Huawei had bumped its global store count by 116% to 35,000 toward the end of May 2016. The company has further strengthened its retail presence as it planned to open another 15,000 stores in 2016 itself. Around half of its stores are on the Chinese mainland and across the rest of Asia, with the next-largest fraction in Europe.
By comparison, Apple has 491 stores spread across the globe, and over half of them are in the U.S. What's more, its store presence in markets such as India and China is negligible compared to Huawei's. Apple reportedly had 40 stores in China by the end of June 2016, when Huawei had over 11,000 stores on the mainland. On the other hand, Apple's plans to open stores in India have been slowed by regulations, though it might open up three of them this year.
Huawei's strong retail presence is complemented by the company's strategy of offering both budget and premium smartphones. The Honor 5C, which some reviewers count among the top budget phones, costs less than $170 in India at current exchange rates, placing it way below the global-average smartphone price of $256.

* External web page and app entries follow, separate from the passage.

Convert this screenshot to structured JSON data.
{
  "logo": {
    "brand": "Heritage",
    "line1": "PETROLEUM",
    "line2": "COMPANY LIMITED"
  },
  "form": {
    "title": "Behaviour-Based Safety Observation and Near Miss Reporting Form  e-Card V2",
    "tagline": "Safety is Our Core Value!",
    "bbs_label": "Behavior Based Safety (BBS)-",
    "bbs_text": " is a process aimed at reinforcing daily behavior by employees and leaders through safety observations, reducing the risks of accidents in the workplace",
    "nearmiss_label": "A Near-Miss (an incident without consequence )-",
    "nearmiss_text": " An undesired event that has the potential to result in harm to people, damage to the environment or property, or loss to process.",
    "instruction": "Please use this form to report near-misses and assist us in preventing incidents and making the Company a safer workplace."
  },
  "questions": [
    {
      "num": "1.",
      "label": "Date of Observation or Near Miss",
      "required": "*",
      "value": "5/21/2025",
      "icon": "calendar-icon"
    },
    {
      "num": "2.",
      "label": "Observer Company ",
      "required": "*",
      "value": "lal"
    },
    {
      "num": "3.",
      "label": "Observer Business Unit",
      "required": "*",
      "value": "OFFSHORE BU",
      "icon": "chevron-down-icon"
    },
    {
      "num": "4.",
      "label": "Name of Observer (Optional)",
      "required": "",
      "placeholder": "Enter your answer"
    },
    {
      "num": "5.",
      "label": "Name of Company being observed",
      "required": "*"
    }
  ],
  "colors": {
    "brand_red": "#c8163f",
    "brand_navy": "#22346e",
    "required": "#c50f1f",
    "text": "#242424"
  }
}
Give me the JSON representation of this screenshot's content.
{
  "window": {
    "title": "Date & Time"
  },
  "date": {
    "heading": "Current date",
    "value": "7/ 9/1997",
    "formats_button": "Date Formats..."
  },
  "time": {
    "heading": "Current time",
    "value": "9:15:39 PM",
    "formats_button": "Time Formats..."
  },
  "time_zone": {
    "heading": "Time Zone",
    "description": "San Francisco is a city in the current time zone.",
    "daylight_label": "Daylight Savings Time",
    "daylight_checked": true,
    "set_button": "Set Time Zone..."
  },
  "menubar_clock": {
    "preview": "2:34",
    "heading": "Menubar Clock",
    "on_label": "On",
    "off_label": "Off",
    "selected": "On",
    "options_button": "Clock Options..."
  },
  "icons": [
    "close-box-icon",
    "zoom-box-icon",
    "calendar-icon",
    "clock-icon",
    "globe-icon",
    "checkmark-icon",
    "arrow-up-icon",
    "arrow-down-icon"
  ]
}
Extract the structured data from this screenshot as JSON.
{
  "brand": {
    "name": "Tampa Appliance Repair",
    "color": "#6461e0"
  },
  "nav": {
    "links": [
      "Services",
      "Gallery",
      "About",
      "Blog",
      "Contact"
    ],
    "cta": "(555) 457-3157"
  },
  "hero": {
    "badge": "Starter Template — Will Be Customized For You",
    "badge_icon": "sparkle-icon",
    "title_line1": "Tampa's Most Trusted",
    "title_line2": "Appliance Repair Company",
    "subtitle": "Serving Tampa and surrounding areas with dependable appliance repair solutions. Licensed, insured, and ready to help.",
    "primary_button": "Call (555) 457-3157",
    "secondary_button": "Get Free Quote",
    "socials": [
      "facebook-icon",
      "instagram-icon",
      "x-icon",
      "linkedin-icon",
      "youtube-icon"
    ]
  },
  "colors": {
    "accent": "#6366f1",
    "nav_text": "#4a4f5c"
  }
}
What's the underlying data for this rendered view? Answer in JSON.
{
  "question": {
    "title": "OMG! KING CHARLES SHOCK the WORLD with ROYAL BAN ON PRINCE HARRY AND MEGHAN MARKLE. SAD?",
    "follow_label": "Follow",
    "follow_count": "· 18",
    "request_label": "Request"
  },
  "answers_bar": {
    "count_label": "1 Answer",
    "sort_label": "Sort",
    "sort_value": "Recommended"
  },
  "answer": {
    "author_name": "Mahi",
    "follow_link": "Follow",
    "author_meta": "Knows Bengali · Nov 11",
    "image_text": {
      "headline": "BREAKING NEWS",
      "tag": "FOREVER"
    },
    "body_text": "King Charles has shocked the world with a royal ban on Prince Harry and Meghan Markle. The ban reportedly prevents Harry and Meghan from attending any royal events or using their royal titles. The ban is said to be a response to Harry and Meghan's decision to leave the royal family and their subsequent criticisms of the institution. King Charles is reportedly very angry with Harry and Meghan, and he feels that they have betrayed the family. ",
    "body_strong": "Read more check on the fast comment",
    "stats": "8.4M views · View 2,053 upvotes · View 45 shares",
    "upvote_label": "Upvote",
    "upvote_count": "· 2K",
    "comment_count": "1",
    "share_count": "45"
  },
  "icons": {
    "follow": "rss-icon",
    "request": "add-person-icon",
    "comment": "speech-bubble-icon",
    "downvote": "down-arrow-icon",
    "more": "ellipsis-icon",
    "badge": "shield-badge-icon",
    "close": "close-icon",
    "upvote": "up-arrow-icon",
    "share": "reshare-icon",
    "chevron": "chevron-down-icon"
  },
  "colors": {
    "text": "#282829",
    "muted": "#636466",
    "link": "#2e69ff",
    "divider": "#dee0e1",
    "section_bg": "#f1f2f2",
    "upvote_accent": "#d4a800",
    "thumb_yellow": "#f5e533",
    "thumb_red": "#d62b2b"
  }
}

In fact, Huawei also sells feature phones in emerging markets that cost less than $100. These budget phones help bring customers to its stores and improve brand awareness. The company is now gradually moving into the higher segment of the market by launching more mid-range and premium phones, which should eventually improve the average selling prices of its phones.
A strong retail presence and an extensive product portfolio that covers all segments of the smartphone market have been the catalysts behind Huawei's growth. In fact, the company's two-pronged strategy has put it in the limelight, as the value of its brand grew 28% in 2016 on the back of high-end devices and marketing campaigns.
Apple and Samsung, therefore, have a fierce competitor that looks capable of breaking into the top two in the smartphone market.
Harsh Chauhan has no position in any stocks mentioned. The Motley Fool owns shares of and recommends Apple and Gartner. The Motley Fool has the following options: long January 2018 $90 calls on Apple and short January 2018 $95 calls on Apple. The Motley Fool has a disclosure policy.